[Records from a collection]
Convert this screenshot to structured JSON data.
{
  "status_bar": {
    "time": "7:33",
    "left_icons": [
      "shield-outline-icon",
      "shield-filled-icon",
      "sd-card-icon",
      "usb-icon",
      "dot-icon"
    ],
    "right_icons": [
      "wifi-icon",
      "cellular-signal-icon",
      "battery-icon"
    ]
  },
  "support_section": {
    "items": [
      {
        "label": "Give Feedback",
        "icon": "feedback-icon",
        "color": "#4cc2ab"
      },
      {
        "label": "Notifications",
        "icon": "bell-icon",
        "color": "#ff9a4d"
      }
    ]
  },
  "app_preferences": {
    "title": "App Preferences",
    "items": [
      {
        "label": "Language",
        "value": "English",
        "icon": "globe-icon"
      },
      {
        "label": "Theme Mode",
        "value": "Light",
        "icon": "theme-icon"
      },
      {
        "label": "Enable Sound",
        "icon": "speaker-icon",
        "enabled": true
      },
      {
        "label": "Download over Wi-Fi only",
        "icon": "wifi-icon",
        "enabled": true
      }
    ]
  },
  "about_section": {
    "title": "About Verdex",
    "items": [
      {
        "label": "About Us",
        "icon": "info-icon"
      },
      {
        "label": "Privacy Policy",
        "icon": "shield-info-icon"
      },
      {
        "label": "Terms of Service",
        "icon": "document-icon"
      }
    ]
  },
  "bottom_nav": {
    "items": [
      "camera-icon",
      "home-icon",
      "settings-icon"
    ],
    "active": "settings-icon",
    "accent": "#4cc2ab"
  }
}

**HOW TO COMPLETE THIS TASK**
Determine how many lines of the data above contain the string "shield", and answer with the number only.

**RESPONSE TO THIS EXERCISE**
3